We’ve been working on building this site and populating it with tools to collect, contribute, and organize both explicit and tacit information about water conflicts. Right now, we’re working with some Tufts students to develop in depth cases that can demonstrate the potential of this system. While we haven’t opened up the site to external accounts yet, anyone can view the evolving AquaPedia site.
What makes AquaPedia Different?
The key distinguishing characteristics of the AquaPedia Case Study Database are that we’re using semantic tools to automatically link cases and aspects of cases to related content and providing user tools to connect a case to the existing related resources — other websites, news items, databases, and traditional books or journal articles. We’re also using a flexible wiki format in which most sections of cases can be collaboratively produced by all users, but smaller subsections can be contributed and maintained by a single user who is credited for those contributions. Also, cases have two different review functions built in. One is a editorial review process where users with “editor” status can evaluate the accuracy, completeness, and readability of a case or article. The review status of an article is visible to the reader at all times, and a reader can access non-reviewed versions. The other is a collaborative review. Any user can add “flags” to an article/case that inform other readers that the document is incomplete, or otherwise deficient. A discussion board for each case/article allows users to discuss what improvements are needed to make the case better.

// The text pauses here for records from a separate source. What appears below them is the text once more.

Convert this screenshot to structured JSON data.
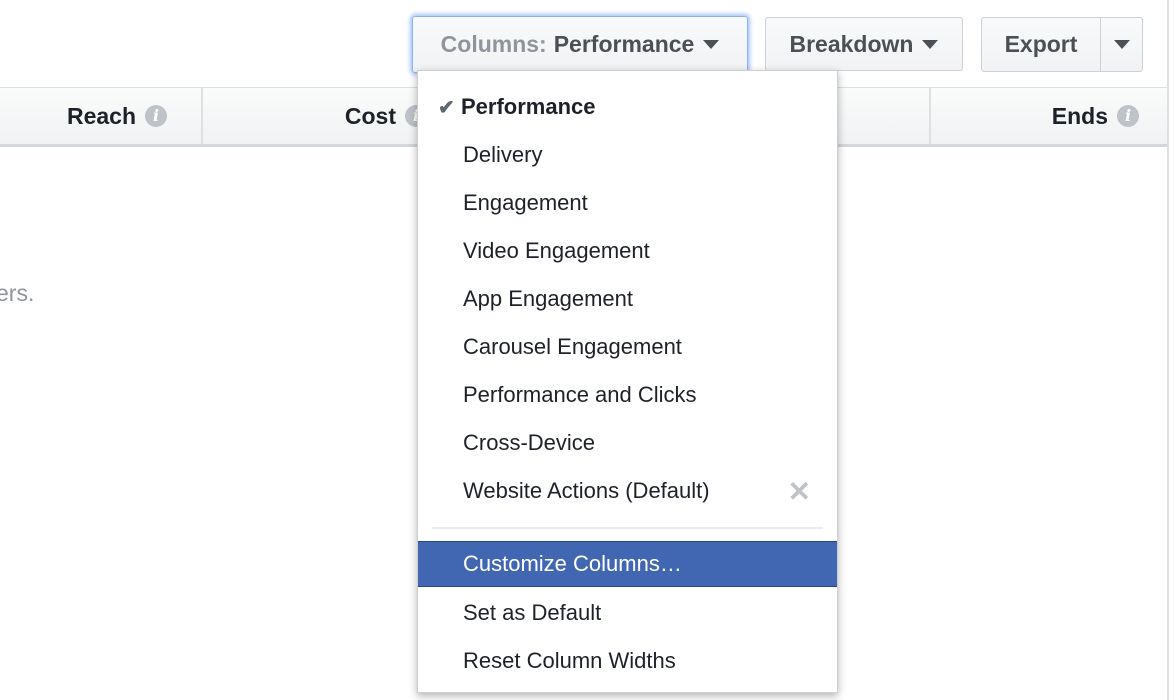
{
  "toolbar": {
    "columns_prefix": "Columns:",
    "columns_value": "Performance",
    "breakdown_label": "Breakdown",
    "export_label": "Export"
  },
  "table": {
    "headers": [
      "Reach",
      "Cost",
      "Ends"
    ],
    "empty_message_fragment": "ers."
  },
  "menu": {
    "presets": [
      {
        "label": "Performance",
        "selected": true
      },
      {
        "label": "Delivery"
      },
      {
        "label": "Engagement"
      },
      {
        "label": "Video Engagement"
      },
      {
        "label": "App Engagement"
      },
      {
        "label": "Carousel Engagement"
      },
      {
        "label": "Performance and Clicks"
      },
      {
        "label": "Cross-Device"
      },
      {
        "label": "Website Actions (Default)",
        "removable": true
      }
    ],
    "actions": [
      {
        "label": "Customize Columns…",
        "highlighted": true
      },
      {
        "label": "Set as Default"
      },
      {
        "label": "Reset Column Widths"
      }
    ]
  },
  "colors": {
    "accent": "#4267b2",
    "focus": "#a8c3f7"
  }
}
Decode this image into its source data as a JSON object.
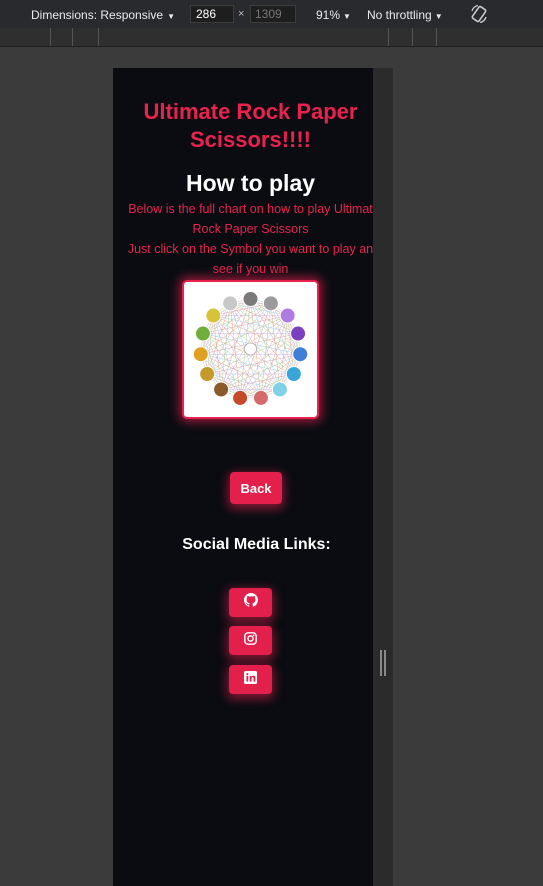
{
  "devtools": {
    "dimensions_label": "Dimensions: Responsive",
    "width": "286",
    "times": "×",
    "height": "1309",
    "zoom": "91%",
    "throttling": "No throttling"
  },
  "page": {
    "title": "Ultimate Rock Paper Scissors!!!!",
    "how_to_play": "How to play",
    "desc_lines": [
      "Below is the full chart on how to play Ultimat",
      "Rock Paper Scissors",
      "Just click on the Symbol you want to play an",
      "see if you win"
    ],
    "back_label": "Back",
    "social_title": "Social Media Links:",
    "social_icons": [
      "github-icon",
      "instagram-icon",
      "linkedin-icon"
    ],
    "colors": {
      "accent": "#e31f4c",
      "background": "#0a0c12"
    }
  }
}
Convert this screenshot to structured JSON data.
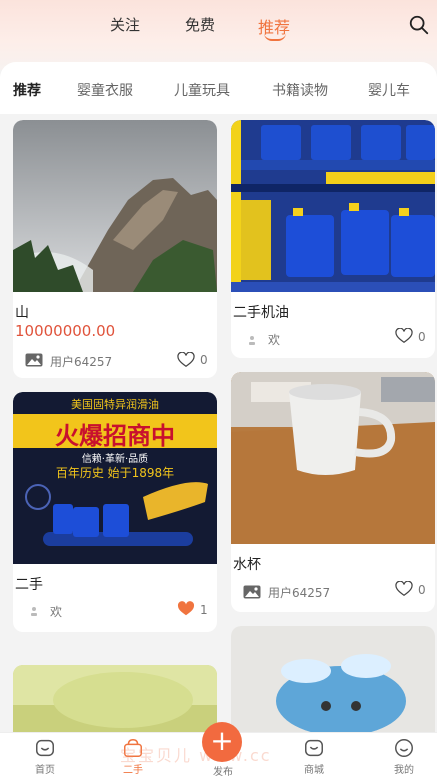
{
  "top_tabs": [
    "关注",
    "免费",
    "推荐"
  ],
  "categories": [
    "推荐",
    "婴童衣服",
    "儿童玩具",
    "书籍读物",
    "婴儿车"
  ],
  "cards": [
    {
      "title": "山",
      "price": "10000000.00",
      "user": "用户64257",
      "likes": "0"
    },
    {
      "title": "二手机油",
      "price": "",
      "user": "欢",
      "likes": "0"
    },
    {
      "title": "二手",
      "price": "",
      "user": "欢",
      "likes": "1"
    },
    {
      "title": "水杯",
      "price": "",
      "user": "用户64257",
      "likes": "0"
    }
  ],
  "ad_text": {
    "line1": "美国固特异润滑油",
    "line2": "火爆招商中",
    "line3": "信赖·革新·品质",
    "line4": "百年历史  始于1898年"
  },
  "bottom_nav": [
    "首页",
    "二手",
    "发布",
    "商城",
    "我的"
  ],
  "publish_symbol": "+",
  "watermark": "宝宝贝儿 www.cc",
  "colors": {
    "accent": "#f0743f",
    "price": "#e0533b",
    "like_active": "#f0743f"
  }
}
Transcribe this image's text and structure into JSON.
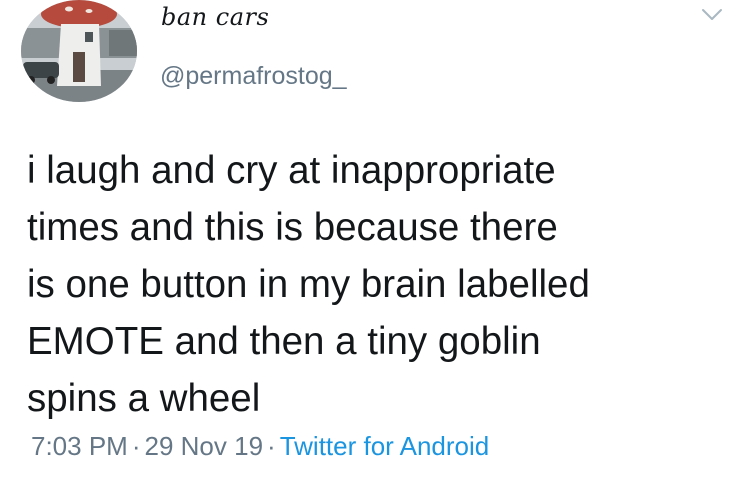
{
  "tweet": {
    "display_name": "ban cars",
    "handle": "@permafrostog_",
    "text": "i laugh and cry at inappropriate\ntimes and this is because there\nis one button in my brain labelled\nEMOTE and then a tiny goblin\nspins a wheel",
    "time": "7:03 PM",
    "separator": "·",
    "date": "29 Nov 19",
    "source": "Twitter for Android",
    "avatar_icon": "mushroom-house-avatar",
    "menu_icon": "chevron-down-icon",
    "colors": {
      "text": "#14171a",
      "secondary": "#657786",
      "link": "#1b95e0"
    }
  }
}
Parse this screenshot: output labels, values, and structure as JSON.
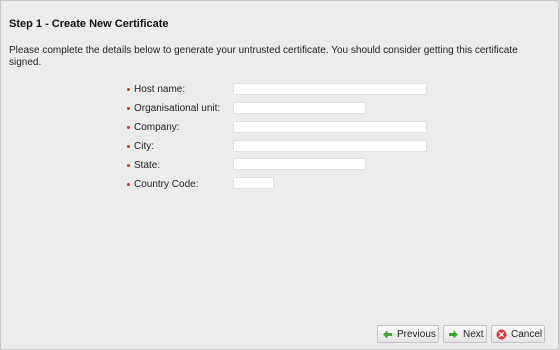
{
  "step": {
    "title": "Step 1 - Create New Certificate",
    "intro": "Please complete the details below to generate your untrusted certificate. You should consider getting this certificate signed."
  },
  "form": {
    "fields": [
      {
        "label": "Host name:",
        "value": ""
      },
      {
        "label": "Organisational unit:",
        "value": ""
      },
      {
        "label": "Company:",
        "value": ""
      },
      {
        "label": "City:",
        "value": ""
      },
      {
        "label": "State:",
        "value": ""
      },
      {
        "label": "Country Code:",
        "value": ""
      }
    ]
  },
  "buttons": {
    "previous": "Previous",
    "next": "Next",
    "cancel": "Cancel"
  },
  "colors": {
    "required_bullet": "#c0392b",
    "arrow_green": "#3fa535",
    "cancel_red": "#d9342b"
  },
  "icons": {
    "previous": "arrow-left-icon",
    "next": "arrow-right-icon",
    "cancel": "cancel-icon",
    "required": "required-bullet-icon"
  }
}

1) Semantic Tools and Forms Simplify Case Entry. Format uses semantic tools and interactive, modular, tabbed forms to help users edit the wiki without learning complicated wikitext or needing to have a completed case ready. System automatically creates semantic links between cases based upon shared geography, stakeholder characteristics, or major issues in a case.

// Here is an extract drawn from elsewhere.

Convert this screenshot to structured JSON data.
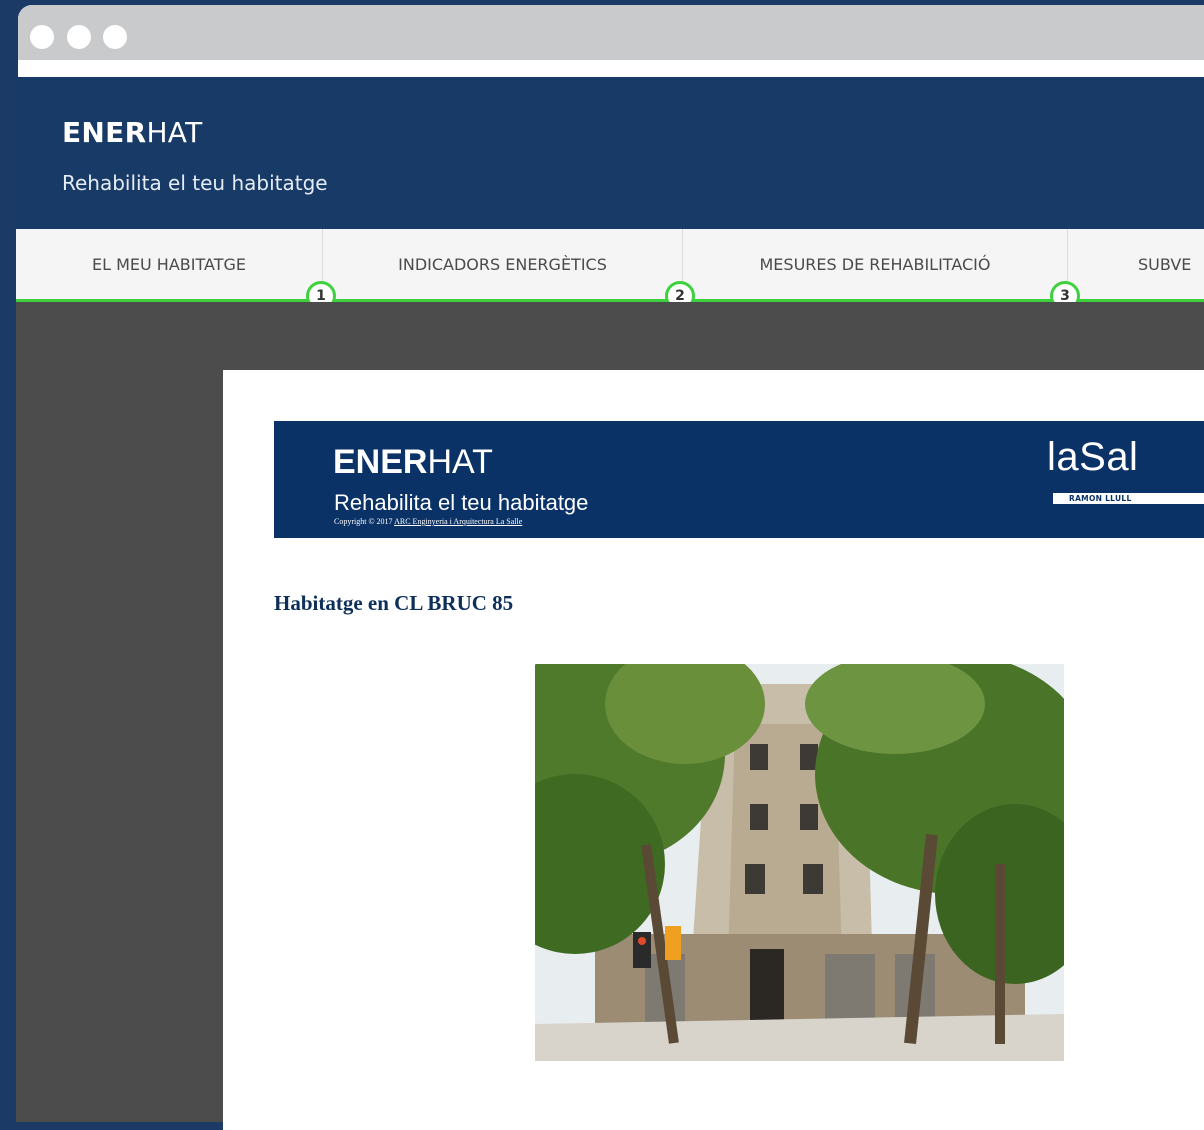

2) Flexible Wiki Allows for Collaboration and Individual Contributions. Flexible wiki-format has spaces that are fully collaborative and individually authored sections within a case. This allows for sharing information that can be cited and agreed upon by multiple users, but also protect individual contributions that may represent a limited viewpoint or original research.
3) Case Review Process is Transparent and Available to All Users. Editors can evaluate the accuracy, completeness, and readability of a case and broadcast this to readers, but not prevent others from viewing older versions of a page. All users with accounts can use case review flagging tools to indicate the quality and completeness of a case or article.
How AquaPedia Cases Connect and Organization Information about a Water Case Study
If you think you might be interested in helping with or contributing to the AquaPedia project, please take a look at this document that explains a little bit more about how AquaPedia works, and consider filling out an application for a user account. While, as of writing this, we have not opened up the system to outside users, we will slowly begin to do this over the next few months until the system is fully open to anyone seeking an account. We’ll have more updates about the project and some of the initial cases in the next few months.
Any questions about AquaPedia can be directed to Amanda Repella (amanda.repella at tufts.edu)